(SUPPLIED DATA)

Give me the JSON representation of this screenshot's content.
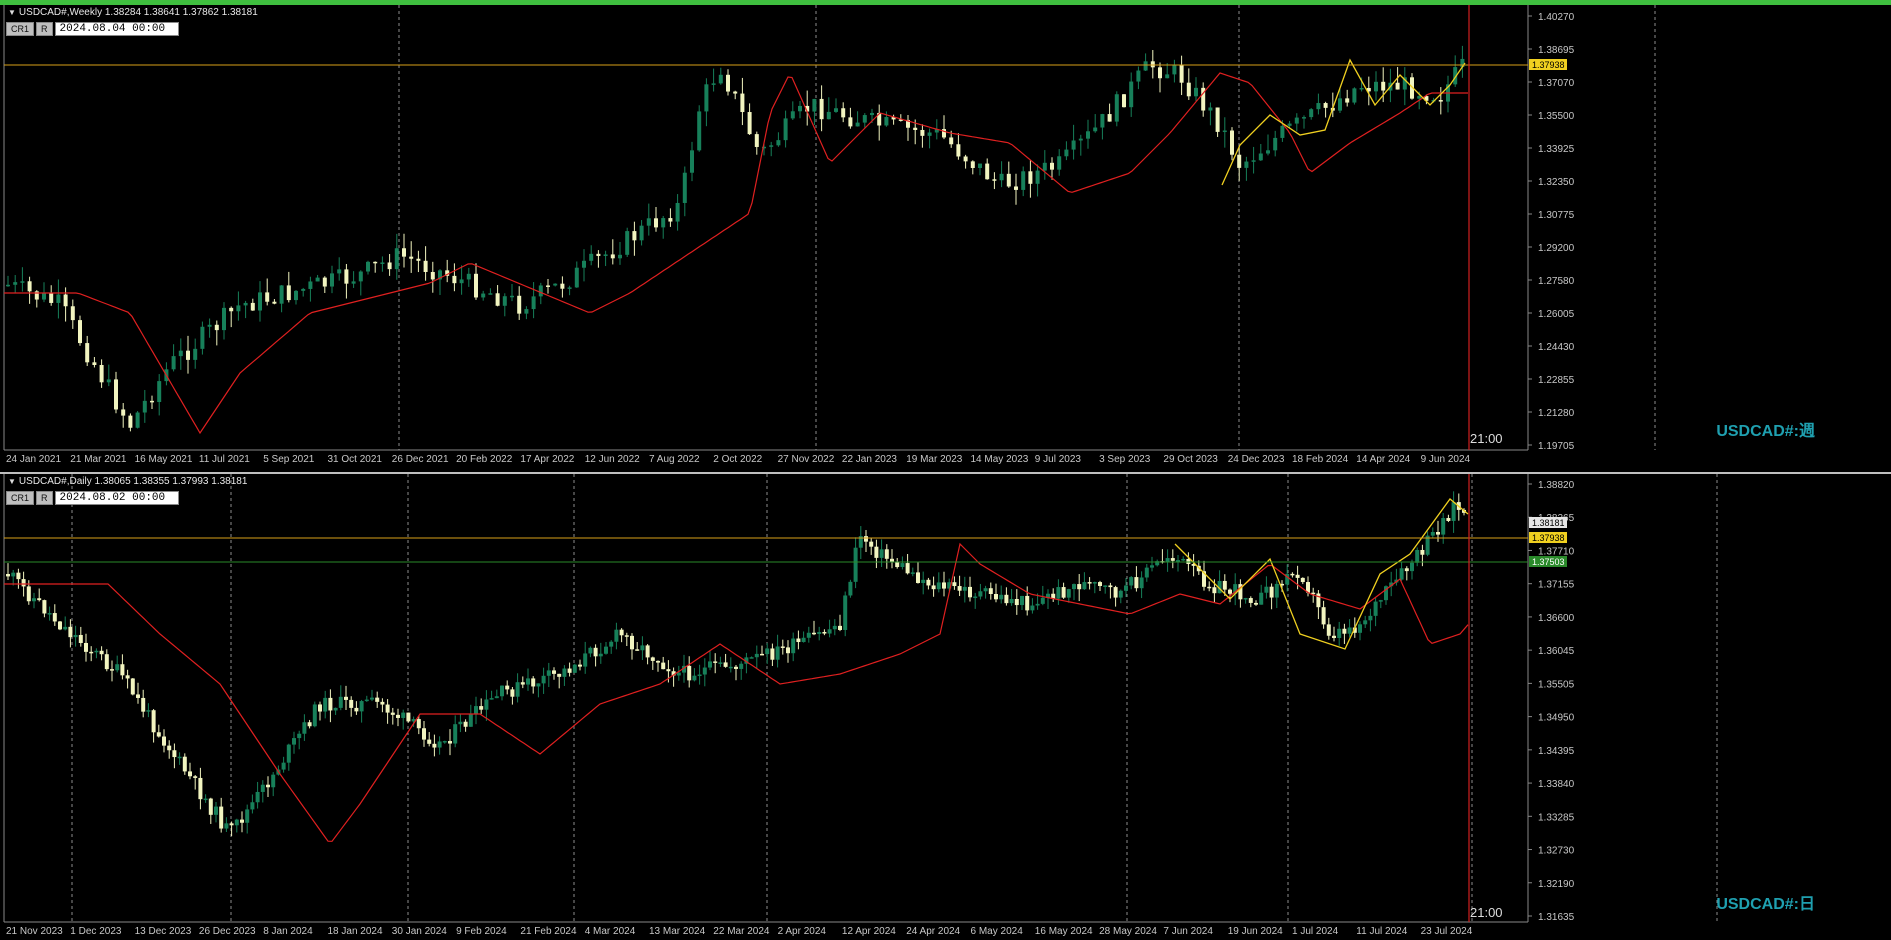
{
  "colors": {
    "bull": "#17805a",
    "bear": "#f2f5c0",
    "ma": "#e02020",
    "zigzag": "#f0d020",
    "hline_gold": "#d8a018",
    "hline_green": "#2a8a2a",
    "vline_red": "#d02020",
    "grid": "#b0b0b0",
    "axis_text": "#c8c8c8"
  },
  "top": {
    "header": "USDCAD#,Weekly  1.38284 1.38641 1.37862 1.38181",
    "chip1": "CR1",
    "chip2": "R",
    "date_value": "2024.08.04 00:00",
    "symbol_label": "USDCAD#:週",
    "time_label": "21:00",
    "price_ticks": [
      "1.40270",
      "1.38695",
      "1.37070",
      "1.35500",
      "1.33925",
      "1.32350",
      "1.30775",
      "1.29200",
      "1.27580",
      "1.26005",
      "1.24430",
      "1.22855",
      "1.21280",
      "1.19705"
    ],
    "hline_label": "1.37938",
    "date_ticks": [
      "24 Jan 2021",
      "21 Mar 2021",
      "16 May 2021",
      "11 Jul 2021",
      "5 Sep 2021",
      "31 Oct 2021",
      "26 Dec 2021",
      "20 Feb 2022",
      "17 Apr 2022",
      "12 Jun 2022",
      "7 Aug 2022",
      "2 Oct 2022",
      "27 Nov 2022",
      "22 Jan 2023",
      "19 Mar 2023",
      "14 May 2023",
      "9 Jul 2023",
      "3 Sep 2023",
      "29 Oct 2023",
      "24 Dec 2023",
      "18 Feb 2024",
      "14 Apr 2024",
      "9 Jun 2024"
    ]
  },
  "bottom": {
    "header": "USDCAD#,Daily  1.38065 1.38355 1.37993 1.38181",
    "chip1": "CR1",
    "chip2": "R",
    "date_value": "2024.08.02 00:00",
    "symbol_label": "USDCAD#:日",
    "time_label": "21:00",
    "price_ticks": [
      "1.38820",
      "1.38265",
      "1.37710",
      "1.37155",
      "1.36600",
      "1.36045",
      "1.35505",
      "1.34950",
      "1.34395",
      "1.33840",
      "1.33285",
      "1.32730",
      "1.32190",
      "1.31635"
    ],
    "hline_gold_label": "1.37938",
    "hline_green_label": "1.37503",
    "price_label": "1.38181",
    "date_ticks": [
      "21 Nov 2023",
      "1 Dec 2023",
      "13 Dec 2023",
      "26 Dec 2023",
      "8 Jan 2024",
      "18 Jan 2024",
      "30 Jan 2024",
      "9 Feb 2024",
      "21 Feb 2024",
      "4 Mar 2024",
      "13 Mar 2024",
      "22 Mar 2024",
      "2 Apr 2024",
      "12 Apr 2024",
      "24 Apr 2024",
      "6 May 2024",
      "16 May 2024",
      "28 May 2024",
      "7 Jun 2024",
      "19 Jun 2024",
      "1 Jul 2024",
      "11 Jul 2024",
      "23 Jul 2024"
    ]
  }
}
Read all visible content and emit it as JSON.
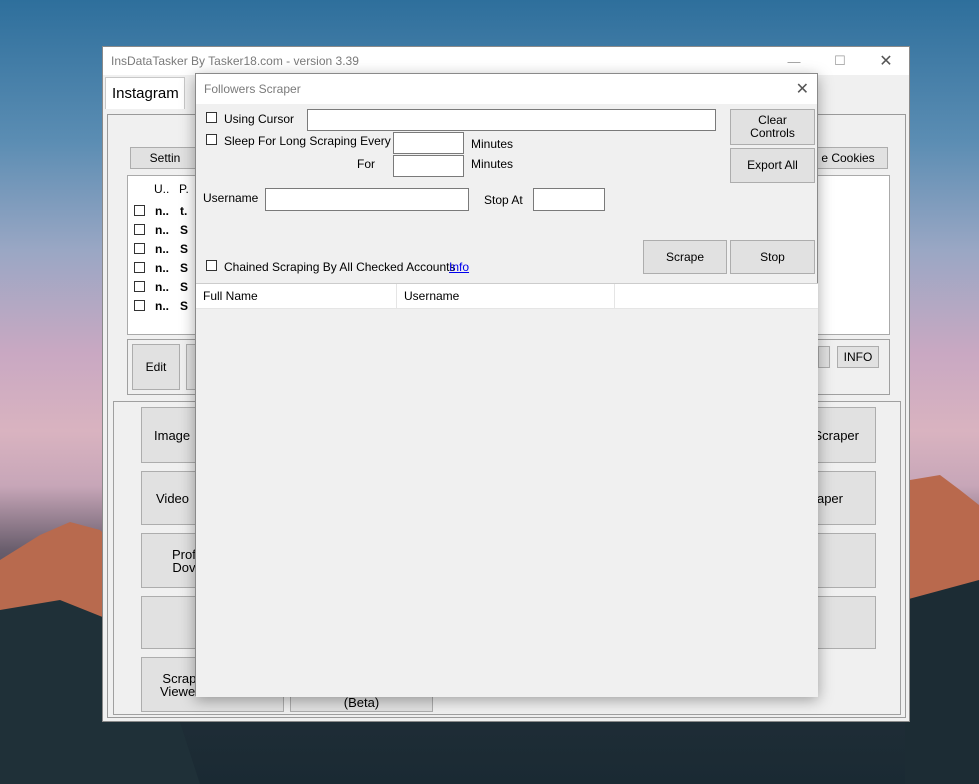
{
  "main_window": {
    "title": "InsDataTasker By Tasker18.com - version 3.39",
    "tab": "Instagram",
    "settings_button": "Settin",
    "cookies_button": "e Cookies",
    "grid_headers": [
      "U..",
      "P."
    ],
    "grid_rows": [
      {
        "c1": "n..",
        "c2": "t."
      },
      {
        "c1": "n..",
        "c2": "S"
      },
      {
        "c1": "n..",
        "c2": "S"
      },
      {
        "c1": "n..",
        "c2": "S"
      },
      {
        "c1": "n..",
        "c2": "S"
      },
      {
        "c1": "n..",
        "c2": "S"
      }
    ],
    "edit_button": "Edit",
    "info_button": "INFO",
    "left_buttons": [
      "Image",
      "Video",
      "Prof\nDov",
      "",
      "Scrape\nViewers"
    ],
    "right_buttons": [
      "Scraper",
      "aper",
      "",
      ""
    ],
    "bottom_partial": "(Beta)"
  },
  "dialog": {
    "title": "Followers Scraper",
    "using_cursor_label": "Using Cursor",
    "using_cursor_value": "",
    "sleep_label": "Sleep For Long Scraping Every",
    "sleep_every_value": "",
    "minutes_label_1": "Minutes",
    "for_label": "For",
    "sleep_for_value": "",
    "minutes_label_2": "Minutes",
    "username_label": "Username",
    "username_value": "",
    "stop_at_label": "Stop At",
    "stop_at_value": "",
    "clear_controls_button": "Clear\nControls",
    "export_all_button": "Export All",
    "scrape_button": "Scrape",
    "stop_button": "Stop",
    "chained_label": "Chained Scraping By All Checked Accounts",
    "info_link": "Info",
    "columns": [
      "Full Name",
      "Username",
      ""
    ]
  }
}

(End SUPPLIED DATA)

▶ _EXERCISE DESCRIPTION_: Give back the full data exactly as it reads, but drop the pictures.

▶ _RESULT OF THIS EXERCISE_:
Give me the JSON representation of this screenshot's content.
{
  "colors": {
    "bull": "#17805a",
    "bear": "#f2f5c0",
    "ma": "#e02020",
    "zigzag": "#f0d020",
    "hline_gold": "#d8a018",
    "hline_green": "#2a8a2a",
    "vline_red": "#d02020",
    "grid": "#b0b0b0",
    "axis_text": "#c8c8c8"
  },
  "top": {
    "header": "USDCAD#,Weekly  1.38284 1.38641 1.37862 1.38181",
    "chip1": "CR1",
    "chip2": "R",
    "date_value": "2024.08.04 00:00",
    "symbol_label": "USDCAD#:週",
    "time_label": "21:00",
    "price_ticks": [
      "1.40270",
      "1.38695",
      "1.37070",
      "1.35500",
      "1.33925",
      "1.32350",
      "1.30775",
      "1.29200",
      "1.27580",
      "1.26005",
      "1.24430",
      "1.22855",
      "1.21280",
      "1.19705"
    ],
    "hline_label": "1.37938",
    "date_ticks": [
      "24 Jan 2021",
      "21 Mar 2021",
      "16 May 2021",
      "11 Jul 2021",
      "5 Sep 2021",
      "31 Oct 2021",
      "26 Dec 2021",
      "20 Feb 2022",
      "17 Apr 2022",
      "12 Jun 2022",
      "7 Aug 2022",
      "2 Oct 2022",
      "27 Nov 2022",
      "22 Jan 2023",
      "19 Mar 2023",
      "14 May 2023",
      "9 Jul 2023",
      "3 Sep 2023",
      "29 Oct 2023",
      "24 Dec 2023",
      "18 Feb 2024",
      "14 Apr 2024",
      "9 Jun 2024"
    ]
  },
  "bottom": {
    "header": "USDCAD#,Daily  1.38065 1.38355 1.37993 1.38181",
    "chip1": "CR1",
    "chip2": "R",
    "date_value": "2024.08.02 00:00",
    "symbol_label": "USDCAD#:日",
    "time_label": "21:00",
    "price_ticks": [
      "1.38820",
      "1.38265",
      "1.37710",
      "1.37155",
      "1.36600",
      "1.36045",
      "1.35505",
      "1.34950",
      "1.34395",
      "1.33840",
      "1.33285",
      "1.32730",
      "1.32190",
      "1.31635"
    ],
    "hline_gold_label": "1.37938",
    "hline_green_label": "1.37503",
    "price_label": "1.38181",
    "date_ticks": [
      "21 Nov 2023",
      "1 Dec 2023",
      "13 Dec 2023",
      "26 Dec 2023",
      "8 Jan 2024",
      "18 Jan 2024",
      "30 Jan 2024",
      "9 Feb 2024",
      "21 Feb 2024",
      "4 Mar 2024",
      "13 Mar 2024",
      "22 Mar 2024",
      "2 Apr 2024",
      "12 Apr 2024",
      "24 Apr 2024",
      "6 May 2024",
      "16 May 2024",
      "28 May 2024",
      "7 Jun 2024",
      "19 Jun 2024",
      "1 Jul 2024",
      "11 Jul 2024",
      "23 Jul 2024"
    ]
  }
}
Read all visible content and emit it as JSON.
{
  "main_window": {
    "title": "InsDataTasker By Tasker18.com - version 3.39",
    "tab": "Instagram",
    "settings_button": "Settin",
    "cookies_button": "e Cookies",
    "grid_headers": [
      "U..",
      "P."
    ],
    "grid_rows": [
      {
        "c1": "n..",
        "c2": "t."
      },
      {
        "c1": "n..",
        "c2": "S"
      },
      {
        "c1": "n..",
        "c2": "S"
      },
      {
        "c1": "n..",
        "c2": "S"
      },
      {
        "c1": "n..",
        "c2": "S"
      },
      {
        "c1": "n..",
        "c2": "S"
      }
    ],
    "edit_button": "Edit",
    "info_button": "INFO",
    "left_buttons": [
      "Image",
      "Video",
      "Prof\nDov",
      "",
      "Scrape\nViewers"
    ],
    "right_buttons": [
      "Scraper",
      "aper",
      "",
      ""
    ],
    "bottom_partial": "(Beta)"
  },
  "dialog": {
    "title": "Followers Scraper",
    "using_cursor_label": "Using Cursor",
    "using_cursor_value": "",
    "sleep_label": "Sleep For Long Scraping Every",
    "sleep_every_value": "",
    "minutes_label_1": "Minutes",
    "for_label": "For",
    "sleep_for_value": "",
    "minutes_label_2": "Minutes",
    "username_label": "Username",
    "username_value": "",
    "stop_at_label": "Stop At",
    "stop_at_value": "",
    "clear_controls_button": "Clear\nControls",
    "export_all_button": "Export All",
    "scrape_button": "Scrape",
    "stop_button": "Stop",
    "chained_label": "Chained Scraping By All Checked Accounts",
    "info_link": "Info",
    "columns": [
      "Full Name",
      "Username",
      ""
    ]
  }
}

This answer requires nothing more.